For case 4, we have the bias imparted on our intercept coefficient as discussed above and bias induced by correlation between our model error \(\psi\) and \(\mathbf{x}\) (since \(\mathbf{x}\) and \(\mathbf{w}\) are correlated). This has the effect of also biasing our slope coefficients.

## Model Log-Likelihood

The log likelihood function for the Heckman Model is

\begin{equation} LogL(\mathbf{y},\mathbf{z} | \beta, \gamma, \rho, \sigma_\epsilon, \mathbf{x}, \mathbf{w}) = \sum_{i = 1}^N z_i log\left ( \phi \left ( \frac{y-\mathbf{x}\beta}{\sigma_\epsilon}\right ) \Phi \left(\frac{\mathbf{w_i \gamma} + \rho \left (\frac{y_i - \mathbf{x}_i \beta}{\sigma_\epsilon}\right)} {(1 - \rho^2)^{-\frac{1}{2}}}\right)\right ) + (1 - z_i)log \left( 1 - \Phi(\mathbf{w}_i\gamma) \right) \end{equation}

### Estimation

There are two estimators one can employ. The first known as the two-step method was the only practical way to estimate the model when the paper was first written.

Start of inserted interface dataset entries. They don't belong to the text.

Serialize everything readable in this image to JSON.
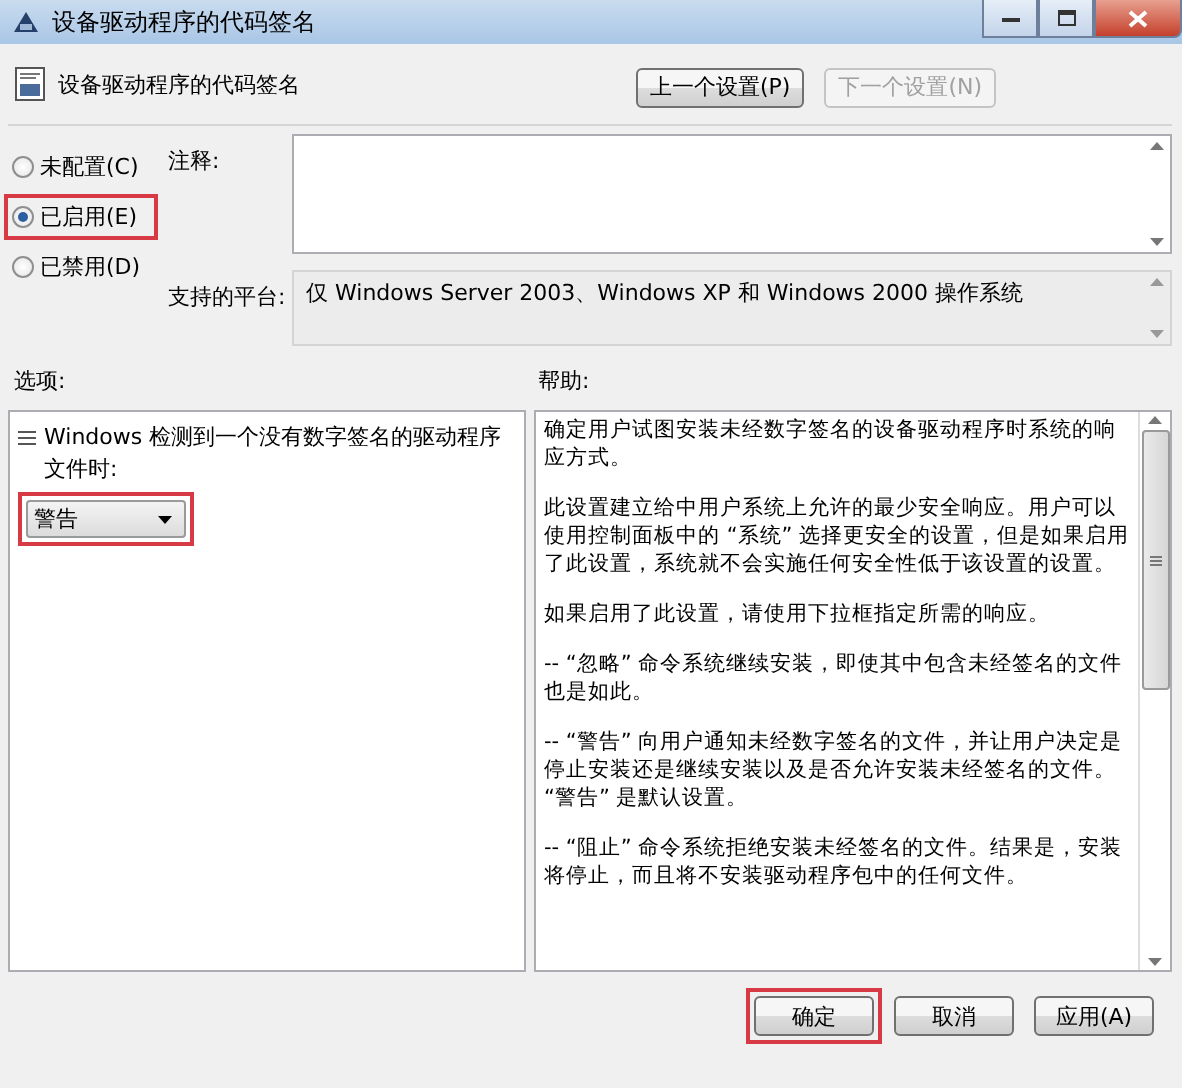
{
  "window": {
    "title": "设备驱动程序的代码签名"
  },
  "header": {
    "title": "设备驱动程序的代码签名",
    "buttons": [
      {
        "label": "上一个设置(P)",
        "disabled": false
      },
      {
        "label": "下一个设置(N)",
        "disabled": true
      }
    ]
  },
  "state_options": [
    {
      "label": "未配置(C)",
      "selected": false,
      "highlighted": false
    },
    {
      "label": "已启用(E)",
      "selected": true,
      "highlighted": true
    },
    {
      "label": "已禁用(D)",
      "selected": false,
      "highlighted": false
    }
  ],
  "comment": {
    "label": "注释:"
  },
  "platform": {
    "label": "支持的平台:",
    "value": "仅 Windows Server 2003、Windows XP 和 Windows 2000 操作系统"
  },
  "options": {
    "heading": "选项:",
    "prompt": "Windows 检测到一个没有数字签名的驱动程序文件时:",
    "dropdown": {
      "value": "警告",
      "highlighted": true
    }
  },
  "help": {
    "heading": "帮助:",
    "paragraphs": [
      "确定用户试图安装未经数字签名的设备驱动程序时系统的响应方式。",
      "此设置建立给中用户系统上允许的最少安全响应。用户可以使用控制面板中的 “系统” 选择更安全的设置，但是如果启用了此设置，系统就不会实施任何安全性低于该设置的设置。",
      "如果启用了此设置，请使用下拉框指定所需的响应。",
      "-- “忽略” 命令系统继续安装，即使其中包含未经签名的文件也是如此。",
      "-- “警告” 向用户通知未经数字签名的文件，并让用户决定是停止安装还是继续安装以及是否允许安装未经签名的文件。 “警告” 是默认设置。",
      "-- “阻止” 命令系统拒绝安装未经签名的文件。结果是，安装将停止，而且将不安装驱动程序包中的任何文件。"
    ]
  },
  "buttons": [
    {
      "label": "确定",
      "highlighted": true
    },
    {
      "label": "取消",
      "highlighted": false
    },
    {
      "label": "应用(A)",
      "highlighted": false
    }
  ]
}
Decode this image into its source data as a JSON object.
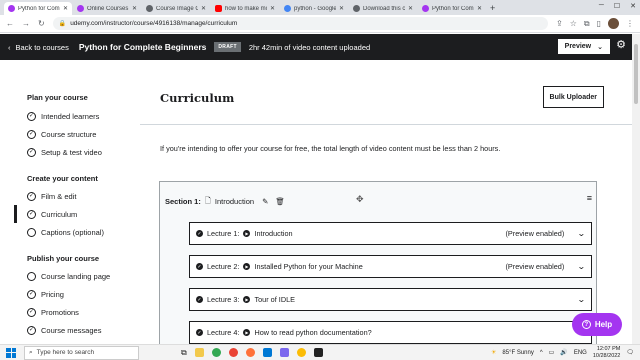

This method follows these steps:

  1. Run Probit on the Selection Model
  2. Recover Estimated Inverse Mills Ratio
  3. Using Odinary Least Squares, run the regression \begin{equation} y_i = \mathbf{x}_i \beta + \rho \sigma_\epsilon \frac{\phi(\mathbf{w}_i \hat{\gamma})}{\Phi(\mathbf{w}_i \hat{\gamma})} \end{equation}

    where \(\rho \sigma_\epsilon\) is treated as a single parameter to be estimated.

  4. "Back Out" separate estimates for \(\rho\) and \(\sigma_\epsilon\)
  5. Adjust standard errors to account for the fact that the Inverse Mills Ratio is an estimate (and hence random) covariate in the above model.

The key two steps are to first run a probit and using information from the results from that model estimate a corrected form of the OLS model. This is the only estimation method available in a beta branch of Python Statsmodels as of November 2018.

The second and preferred method is to use Maximum Likelihood over the full parameter set \(\beta, \gamma, \rho\), and \(\sigma\) in the log-likelihood function above. This is the default method in Stata and the Bayesian approach outlined below is most similar to this approach since it samples from the full joint posterior of \(\beta, \gamma, \rho\), and \(\sigma\).